All my life, I’ve been angry and codependent.
And what’s more, I came to the realization a few months ago that I chose friends, or they chose me, because they were like me. Nice. Agreeable. Pissed off at something and depressed. Hadn’t figured themselves out.
In October, I realized my problems were my fault entirely, and I had the power to turn it around. The problem is the feelings. I haven’t always been angry. But I have always been anxious and depressed. If I put this behind me and continue on, I will have zilch in common with my friends from home, who, as far as I can tell, either won’t ever completely fix their problems or will do it much later in life either because they have no willpower/commitment or because they think they don’t have any problems. At the same fucking time if I don’t have compassion for the person they really are inside I will feel like a giant bitch. And I fully realize anxiety and depression are common and controllable conditions, too. So in as validating as it is to say “fight the stigma,” that also gives me room to wallow in it forever and stay in my symptoms. I want people in my life that have completely overcome their problems and I am beginning to worry there is no such thing. I am told to assert myself but when I do people yell at me and scream “bitch/lifetime enemy.” Or they fucking deny it.

So clearly I either need to ignore them or just throw them all under the bus. But I can’t do either one and I’m stuck.

Rain said 7 years, 6 months ago:

To be friends with someone, you don’t need to have things in common. I understand it might seem easier when you do, but it can also be interesting when you don’t. There’s a variety of people and it can also be interesting when someone is the complete opposite. Sometimes opposites attract. I don’t think you should ignore them nor throw them under the bus. It’s good that you want to move on. You can always try to encourage them to do the same or just be there for them and someday they’ll find their light too. In the end it’s your choice, so it’s up to you to decide.

rinseandrep said 7 years, 6 months ago:

Yeah, being so bothered by what other people are doing about their problems, sounds codependent. I think the problem-free friend is a white whale you can look for all your life, if that’s what you need to finally be satisfied, you’ll never be satisfied.

All one can do is working on not being as bothered by other people’s problems, not as much that it becomes what one does instead of handling their own problems.

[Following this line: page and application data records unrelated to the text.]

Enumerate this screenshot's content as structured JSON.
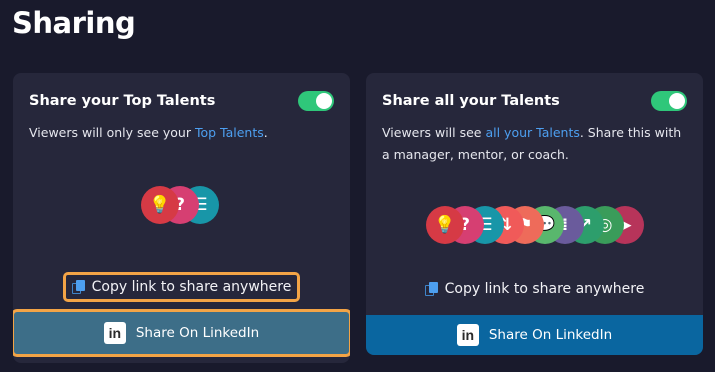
{
  "page": {
    "title": "Sharing"
  },
  "colors": {
    "toggle_on": "#2fc77a",
    "link": "#4d9ff0",
    "highlight": "#f3a446",
    "linkedin": "#0a66a0"
  },
  "cards": [
    {
      "title": "Share your Top Talents",
      "toggle_on": true,
      "desc_prefix": "Viewers will only see your ",
      "desc_link": "Top Talents",
      "desc_suffix": ".",
      "copy_label": "Copy link to share anywhere",
      "linkedin_label": "Share On LinkedIn",
      "icons": [
        {
          "name": "lightbulb-icon",
          "color": "#d63a45",
          "glyph": "💡"
        },
        {
          "name": "question-icon",
          "color": "#d63f72",
          "glyph": "?"
        },
        {
          "name": "list-icon",
          "color": "#1896a8",
          "glyph": "☰"
        }
      ]
    },
    {
      "title": "Share all your Talents",
      "toggle_on": true,
      "desc_prefix": "Viewers will see ",
      "desc_link": "all your Talents",
      "desc_suffix": ". Share this with a manager, mentor, or coach.",
      "copy_label": "Copy link to share anywhere",
      "linkedin_label": "Share On LinkedIn",
      "icons": [
        {
          "name": "lightbulb-icon",
          "color": "#d63a45",
          "glyph": "💡"
        },
        {
          "name": "question-icon",
          "color": "#d63f72",
          "glyph": "?"
        },
        {
          "name": "list-icon",
          "color": "#1896a8",
          "glyph": "☰"
        },
        {
          "name": "arrows-icon",
          "color": "#f05a59",
          "glyph": "⇅"
        },
        {
          "name": "runner-icon",
          "color": "#ee6b5a",
          "glyph": "⚑"
        },
        {
          "name": "chat-icon",
          "color": "#59b76d",
          "glyph": "💬"
        },
        {
          "name": "dots-icon",
          "color": "#6a5b9c",
          "glyph": "⁞"
        },
        {
          "name": "arrow-up-icon",
          "color": "#2d9e6c",
          "glyph": "↗"
        },
        {
          "name": "target-icon",
          "color": "#3a9c5a",
          "glyph": "◎"
        },
        {
          "name": "play-icon",
          "color": "#b7345a",
          "glyph": "▶"
        }
      ]
    }
  ],
  "linkedin_logo_text": "in"
}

On the other hand, if you have a grip on everything and want to look for people that have problems but also seem to have a better grip on them than your current friends, that sounds reasonable and worth looking in.

wingsofeagles said 7 years, 6 months ago:

I definitely WANT to be there for them. Problem is they never let ANYONE be there for them. So what am I supposed to do? They don’t want anyone there, yet they get mad when I tell them I don’t want them there?

I should have been more clear: I want people in my life who have recognized they have/had issues and have overcome them. Yes, that falls under “people who have a better grip.” I’m just worried I’ll lose some people who have been my friends for a long, long time if I do that.